MANAGED CARE June 1998. ©1998 Stezzi Communications
A judge in Fort Worth last month ordered Harris Methodist Health Plan to stop fining physicians who exceed pharmacy budgets. District Judge Bonnie Sudderth ruled that Harris Methodist Health Plan's risk-sharing mechanism violates a state law that bars HMOs from paying physicians or other providers in ways that even indirectly create incentives to limit medically necessary care.
Harris Methodist pays physicians a percentage of premiums to provide care, and budgets a separate portion of premiums for prescription drugs. Physicians exceeding their pharmacy budgets must repay 35 percent of the excess, while physicians who are under budget get some of the surplus back as a bonus.
Harris Methodist faces a class-action lawsuit filed by 400 physicians who contend that its physician-payment system is illegal. The case is scheduled to go to trial in January. On the other side of the fence, 180 physicians have said through affidavits they support the Harris compensation system.
Primary care physicians who contract with Harris Methodist exceeded their pharmacy budgets by $3.2 million in 1995–96, and paid $1.1 million in fines. In 1996–97, doctors were $4.5 million over budget and paid $1.5 million. Nearly three of four Harris Methodist doctors exceeded their pharmacy budgets in 1996–97.
The pharmacy provisions of the Arlington-based health plan's contracts "have resulted, and will continue to result, in the denial of medically necessary care to Harris HMO members," Sudderth wrote in her decision.
"These denials include circumstances of cherry-picking, patient-dumping, practice consolidation and outright denials of treatment, referrals and prescriptions."
In April, the Texas Department of Insurance recommended that Harris pay an $800,000 fine and repay physicians who were penalized for going over budget. The plan has requested a public hearing to explain its practices before Insurance Commissioner Elton Bomer decides whether to accept the recommendation and impose the fine.

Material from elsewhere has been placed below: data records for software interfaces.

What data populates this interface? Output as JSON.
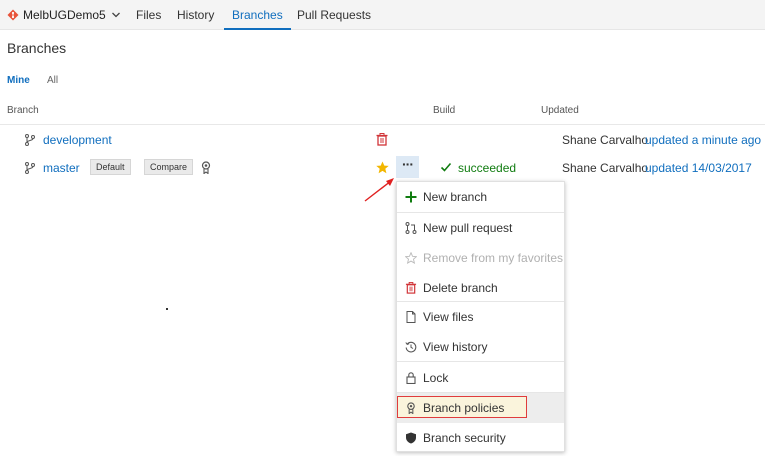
{
  "nav": {
    "repo_name": "MelbUGDemo5",
    "tabs": [
      {
        "label": "Files",
        "active": false
      },
      {
        "label": "History",
        "active": false
      },
      {
        "label": "Branches",
        "active": true
      },
      {
        "label": "Pull Requests",
        "active": false
      }
    ]
  },
  "page_title": "Branches",
  "pivots": {
    "mine": "Mine",
    "all": "All",
    "selected": "Mine"
  },
  "columns": {
    "branch": "Branch",
    "build": "Build",
    "updated": "Updated"
  },
  "branches": [
    {
      "name": "development",
      "updated_by": "Shane Carvalho",
      "updated_when": "updated a minute ago",
      "action_icon": "trash-icon"
    },
    {
      "name": "master",
      "tags": [
        "Default",
        "Compare"
      ],
      "favorite": true,
      "build_status": "succeeded",
      "updated_by": "Shane Carvalho",
      "updated_when": "updated 14/03/2017"
    }
  ],
  "context_menu": {
    "items": [
      {
        "label": "New branch",
        "icon": "plus-icon",
        "enabled": true
      },
      {
        "label": "New pull request",
        "icon": "pull-request-icon",
        "enabled": true
      },
      {
        "label": "Remove from my favorites",
        "icon": "star-outline-icon",
        "enabled": false
      },
      {
        "label": "Delete branch",
        "icon": "trash-icon",
        "enabled": true
      },
      {
        "label": "View files",
        "icon": "file-icon",
        "enabled": true
      },
      {
        "label": "View history",
        "icon": "history-icon",
        "enabled": true
      },
      {
        "label": "Lock",
        "icon": "lock-icon",
        "enabled": true
      },
      {
        "label": "Branch policies",
        "icon": "policy-icon",
        "enabled": true,
        "highlighted": true
      },
      {
        "label": "Branch security",
        "icon": "shield-icon",
        "enabled": true
      }
    ]
  },
  "colors": {
    "accent": "#106ebe",
    "success": "#107c10",
    "danger": "#d13438",
    "favorite": "#f2b600",
    "highlight_border": "#e03c3c",
    "repo_icon": "#e8533a"
  }
}
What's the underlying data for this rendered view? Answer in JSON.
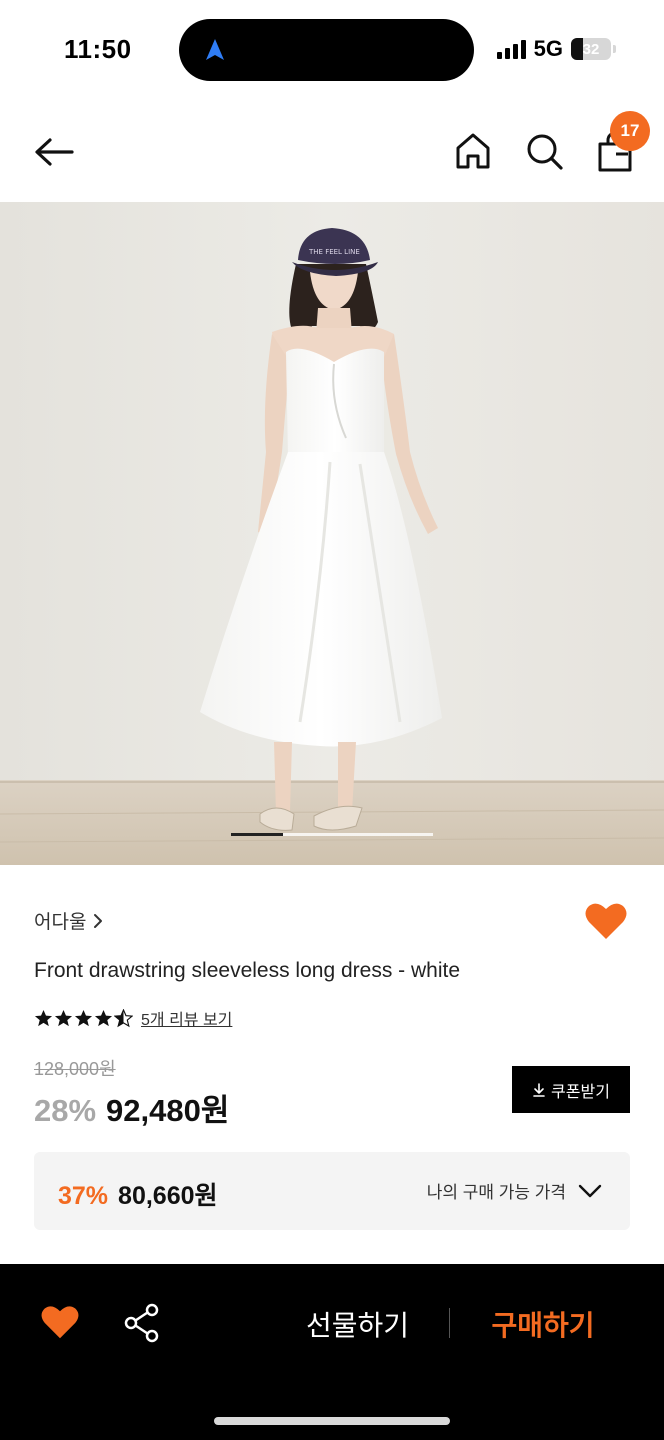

The HMO contends that it knows of no case in which its compensation system led to care being denied. It plans to appeal the pharmacy decision to the Texas Court of Appeals, which could rule by July.